DATA SUPPLIED
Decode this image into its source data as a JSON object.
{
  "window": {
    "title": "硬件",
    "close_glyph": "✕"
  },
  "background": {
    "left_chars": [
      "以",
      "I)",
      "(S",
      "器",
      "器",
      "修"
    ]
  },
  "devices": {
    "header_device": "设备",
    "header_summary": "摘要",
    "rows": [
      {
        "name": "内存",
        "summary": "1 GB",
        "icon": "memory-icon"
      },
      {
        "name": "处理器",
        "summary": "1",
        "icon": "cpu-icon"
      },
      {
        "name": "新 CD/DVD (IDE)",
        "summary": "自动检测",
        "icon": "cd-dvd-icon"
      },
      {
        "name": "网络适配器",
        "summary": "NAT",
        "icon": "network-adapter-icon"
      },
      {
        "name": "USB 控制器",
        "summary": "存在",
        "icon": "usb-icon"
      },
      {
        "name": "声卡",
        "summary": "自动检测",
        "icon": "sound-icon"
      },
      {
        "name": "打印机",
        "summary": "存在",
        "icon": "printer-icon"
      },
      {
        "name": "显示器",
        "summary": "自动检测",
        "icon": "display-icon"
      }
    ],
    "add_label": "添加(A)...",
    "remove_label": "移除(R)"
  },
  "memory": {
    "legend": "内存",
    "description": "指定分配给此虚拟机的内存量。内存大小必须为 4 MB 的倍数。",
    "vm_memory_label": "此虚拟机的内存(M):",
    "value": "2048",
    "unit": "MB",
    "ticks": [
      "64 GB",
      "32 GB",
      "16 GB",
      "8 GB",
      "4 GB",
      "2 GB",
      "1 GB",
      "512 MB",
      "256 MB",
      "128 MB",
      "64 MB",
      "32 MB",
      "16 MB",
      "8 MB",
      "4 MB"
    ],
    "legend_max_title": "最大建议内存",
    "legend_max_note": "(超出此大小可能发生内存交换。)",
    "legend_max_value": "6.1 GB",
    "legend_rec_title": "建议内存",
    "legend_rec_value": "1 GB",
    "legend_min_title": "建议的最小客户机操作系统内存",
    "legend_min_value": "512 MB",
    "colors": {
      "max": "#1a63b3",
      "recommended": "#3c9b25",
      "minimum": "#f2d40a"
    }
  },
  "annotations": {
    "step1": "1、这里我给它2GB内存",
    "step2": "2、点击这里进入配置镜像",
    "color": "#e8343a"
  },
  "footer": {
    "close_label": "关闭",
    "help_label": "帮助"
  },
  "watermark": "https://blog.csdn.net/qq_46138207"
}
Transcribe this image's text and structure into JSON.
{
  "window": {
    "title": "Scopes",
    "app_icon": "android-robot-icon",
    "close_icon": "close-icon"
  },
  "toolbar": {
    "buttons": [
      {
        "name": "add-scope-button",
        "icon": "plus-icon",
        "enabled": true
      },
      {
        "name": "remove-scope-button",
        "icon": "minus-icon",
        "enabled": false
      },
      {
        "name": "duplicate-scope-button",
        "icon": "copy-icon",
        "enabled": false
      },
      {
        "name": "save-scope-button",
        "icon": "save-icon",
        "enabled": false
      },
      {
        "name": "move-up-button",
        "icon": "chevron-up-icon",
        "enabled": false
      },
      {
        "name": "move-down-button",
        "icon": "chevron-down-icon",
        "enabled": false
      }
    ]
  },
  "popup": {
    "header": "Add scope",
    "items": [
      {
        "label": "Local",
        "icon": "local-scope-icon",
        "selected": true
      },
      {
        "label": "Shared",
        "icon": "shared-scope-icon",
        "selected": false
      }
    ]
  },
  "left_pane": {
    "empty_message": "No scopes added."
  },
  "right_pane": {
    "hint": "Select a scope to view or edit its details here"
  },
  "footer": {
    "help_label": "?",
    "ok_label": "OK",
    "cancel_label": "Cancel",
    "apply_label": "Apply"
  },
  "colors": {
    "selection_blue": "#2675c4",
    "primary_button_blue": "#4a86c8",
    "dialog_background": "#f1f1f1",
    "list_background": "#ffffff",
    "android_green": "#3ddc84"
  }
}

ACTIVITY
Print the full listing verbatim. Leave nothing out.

TASK RESULT
Decode this image into its source data as a JSON object.
{
  "window": {
    "title": "硬件",
    "close_glyph": "✕"
  },
  "background": {
    "left_chars": [
      "以",
      "I)",
      "(S",
      "器",
      "器",
      "修"
    ]
  },
  "devices": {
    "header_device": "设备",
    "header_summary": "摘要",
    "rows": [
      {
        "name": "内存",
        "summary": "1 GB",
        "icon": "memory-icon"
      },
      {
        "name": "处理器",
        "summary": "1",
        "icon": "cpu-icon"
      },
      {
        "name": "新 CD/DVD (IDE)",
        "summary": "自动检测",
        "icon": "cd-dvd-icon"
      },
      {
        "name": "网络适配器",
        "summary": "NAT",
        "icon": "network-adapter-icon"
      },
      {
        "name": "USB 控制器",
        "summary": "存在",
        "icon": "usb-icon"
      },
      {
        "name": "声卡",
        "summary": "自动检测",
        "icon": "sound-icon"
      },
      {
        "name": "打印机",
        "summary": "存在",
        "icon": "printer-icon"
      },
      {
        "name": "显示器",
        "summary": "自动检测",
        "icon": "display-icon"
      }
    ],
    "add_label": "添加(A)...",
    "remove_label": "移除(R)"
  },
  "memory": {
    "legend": "内存",
    "description": "指定分配给此虚拟机的内存量。内存大小必须为 4 MB 的倍数。",
    "vm_memory_label": "此虚拟机的内存(M):",
    "value": "2048",
    "unit": "MB",
    "ticks": [
      "64 GB",
      "32 GB",
      "16 GB",
      "8 GB",
      "4 GB",
      "2 GB",
      "1 GB",
      "512 MB",
      "256 MB",
      "128 MB",
      "64 MB",
      "32 MB",
      "16 MB",
      "8 MB",
      "4 MB"
    ],
    "legend_max_title": "最大建议内存",
    "legend_max_note": "(超出此大小可能发生内存交换。)",
    "legend_max_value": "6.1 GB",
    "legend_rec_title": "建议内存",
    "legend_rec_value": "1 GB",
    "legend_min_title": "建议的最小客户机操作系统内存",
    "legend_min_value": "512 MB",
    "colors": {
      "max": "#1a63b3",
      "recommended": "#3c9b25",
      "minimum": "#f2d40a"
    }
  },
  "annotations": {
    "step1": "1、这里我给它2GB内存",
    "step2": "2、点击这里进入配置镜像",
    "color": "#e8343a"
  },
  "footer": {
    "close_label": "关闭",
    "help_label": "帮助"
  },
  "watermark": "https://blog.csdn.net/qq_46138207"
}
Transcribe this image's text and structure into JSON.
{
  "window": {
    "title": "Scopes",
    "app_icon": "android-robot-icon",
    "close_icon": "close-icon"
  },
  "toolbar": {
    "buttons": [
      {
        "name": "add-scope-button",
        "icon": "plus-icon",
        "enabled": true
      },
      {
        "name": "remove-scope-button",
        "icon": "minus-icon",
        "enabled": false
      },
      {
        "name": "duplicate-scope-button",
        "icon": "copy-icon",
        "enabled": false
      },
      {
        "name": "save-scope-button",
        "icon": "save-icon",
        "enabled": false
      },
      {
        "name": "move-up-button",
        "icon": "chevron-up-icon",
        "enabled": false
      },
      {
        "name": "move-down-button",
        "icon": "chevron-down-icon",
        "enabled": false
      }
    ]
  },
  "popup": {
    "header": "Add scope",
    "items": [
      {
        "label": "Local",
        "icon": "local-scope-icon",
        "selected": true
      },
      {
        "label": "Shared",
        "icon": "shared-scope-icon",
        "selected": false
      }
    ]
  },
  "left_pane": {
    "empty_message": "No scopes added."
  },
  "right_pane": {
    "hint": "Select a scope to view or edit its details here"
  },
  "footer": {
    "help_label": "?",
    "ok_label": "OK",
    "cancel_label": "Cancel",
    "apply_label": "Apply"
  },
  "colors": {
    "selection_blue": "#2675c4",
    "primary_button_blue": "#4a86c8",
    "dialog_background": "#f1f1f1",
    "list_background": "#ffffff",
    "android_green": "#3ddc84"
  }
}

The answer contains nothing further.